ACE filed an amicus brief this week on behalf of 19 other higher education associations in the first federal appeals court review of whether a bankruptcy trustee—charged to locate and collect an insolvent party’s assets—should be able to force an institution that has received payments from a parent for a child’s education to give that money back to the insolvent parent’s bankruptcy trustee.
Sacred Heart University (CT) is the defendant in the action instituted in federal bankruptcy court in Massachusetts, and now on appeal to the United States Court of Appeals for the First Circuit in Boston.
Last year, the federal bankruptcy court sided with Sacred Heart, which opposed the bankruptcy trustee’s effort to collect and redistribute (to creditors) tuition payments it had received. Of particular concern to the higher education community, the trustee used an increasingly common approach and contended that the parents were not personally receiving “reasonably equivalent value” for those payments; therefore, they were claimed as “fraudulent transfers.” (“Fraudulent transfers” is a concept that exists in bankruptcy law to discourage an insolvent party’s efforts to squirrel money away before filing for bankruptcy.)
ACE’s brief contends that in making these arguments, the trustees have ignored the very real value parents receive when they pay for their child’s college education, including the long-term security of having a college-educated child who is far more likely to become financially self-sufficient.

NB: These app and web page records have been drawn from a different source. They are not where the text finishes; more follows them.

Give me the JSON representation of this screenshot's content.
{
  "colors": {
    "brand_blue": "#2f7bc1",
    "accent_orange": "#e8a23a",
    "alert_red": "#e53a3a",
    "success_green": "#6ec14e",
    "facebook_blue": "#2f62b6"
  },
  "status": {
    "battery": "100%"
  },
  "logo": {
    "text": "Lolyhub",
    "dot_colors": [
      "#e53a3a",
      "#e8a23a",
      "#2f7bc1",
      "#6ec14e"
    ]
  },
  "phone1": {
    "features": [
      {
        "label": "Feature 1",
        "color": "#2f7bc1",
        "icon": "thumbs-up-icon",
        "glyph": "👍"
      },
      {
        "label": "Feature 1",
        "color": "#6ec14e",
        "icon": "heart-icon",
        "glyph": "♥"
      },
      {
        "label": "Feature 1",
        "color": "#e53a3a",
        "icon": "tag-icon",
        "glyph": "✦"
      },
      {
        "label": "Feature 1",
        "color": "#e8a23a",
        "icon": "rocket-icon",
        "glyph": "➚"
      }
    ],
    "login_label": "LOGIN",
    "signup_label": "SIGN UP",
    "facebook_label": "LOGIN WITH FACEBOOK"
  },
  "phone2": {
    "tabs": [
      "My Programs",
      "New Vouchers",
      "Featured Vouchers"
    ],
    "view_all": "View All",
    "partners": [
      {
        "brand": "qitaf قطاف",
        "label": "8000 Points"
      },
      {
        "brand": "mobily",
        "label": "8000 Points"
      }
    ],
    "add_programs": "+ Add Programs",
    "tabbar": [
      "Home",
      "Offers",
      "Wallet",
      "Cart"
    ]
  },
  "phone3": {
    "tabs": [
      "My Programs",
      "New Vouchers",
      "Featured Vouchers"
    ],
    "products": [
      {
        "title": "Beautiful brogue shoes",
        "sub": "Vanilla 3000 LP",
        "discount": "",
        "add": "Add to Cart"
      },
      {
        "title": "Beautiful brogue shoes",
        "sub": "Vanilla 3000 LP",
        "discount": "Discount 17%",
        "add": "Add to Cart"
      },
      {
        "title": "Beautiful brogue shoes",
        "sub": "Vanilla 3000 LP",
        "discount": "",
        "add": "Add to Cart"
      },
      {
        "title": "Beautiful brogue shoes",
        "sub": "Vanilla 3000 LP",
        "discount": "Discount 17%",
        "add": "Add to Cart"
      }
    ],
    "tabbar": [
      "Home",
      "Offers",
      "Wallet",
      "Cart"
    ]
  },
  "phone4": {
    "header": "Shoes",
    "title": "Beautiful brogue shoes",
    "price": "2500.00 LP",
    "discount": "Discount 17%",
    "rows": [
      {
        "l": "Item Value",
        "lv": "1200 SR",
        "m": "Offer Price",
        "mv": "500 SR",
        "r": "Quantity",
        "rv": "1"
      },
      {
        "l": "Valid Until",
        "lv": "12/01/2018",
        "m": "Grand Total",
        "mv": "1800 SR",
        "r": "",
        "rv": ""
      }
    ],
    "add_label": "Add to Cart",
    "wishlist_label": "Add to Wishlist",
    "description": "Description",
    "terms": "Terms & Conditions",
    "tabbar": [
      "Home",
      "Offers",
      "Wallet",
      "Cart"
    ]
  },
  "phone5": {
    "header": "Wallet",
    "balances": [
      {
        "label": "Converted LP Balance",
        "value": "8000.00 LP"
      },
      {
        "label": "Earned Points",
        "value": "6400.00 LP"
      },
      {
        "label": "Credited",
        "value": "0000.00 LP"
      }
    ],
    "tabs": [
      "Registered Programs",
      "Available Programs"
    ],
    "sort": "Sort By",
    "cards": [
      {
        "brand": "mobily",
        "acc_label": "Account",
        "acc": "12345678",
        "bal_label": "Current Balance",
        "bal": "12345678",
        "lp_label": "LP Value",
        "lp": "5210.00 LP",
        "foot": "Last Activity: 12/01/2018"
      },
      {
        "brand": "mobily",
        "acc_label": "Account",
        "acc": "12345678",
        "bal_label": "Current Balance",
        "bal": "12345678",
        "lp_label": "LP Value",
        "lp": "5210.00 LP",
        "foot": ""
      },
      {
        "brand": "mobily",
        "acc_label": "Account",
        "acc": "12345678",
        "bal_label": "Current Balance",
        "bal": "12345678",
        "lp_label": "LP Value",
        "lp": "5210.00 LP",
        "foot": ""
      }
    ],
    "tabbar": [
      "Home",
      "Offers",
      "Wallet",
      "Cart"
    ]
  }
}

The trustees also ignore the broad ramifications of their position on higher education in the United States: Colleges and universities have no realistic way of anticipating the parents’ potential insolvency or absorbing the loss of clawed-back tuition payments. And as institutions become increasingly tuition-dependent and their budgets tighten, these problems grow worse.
To read the brief in full, click here.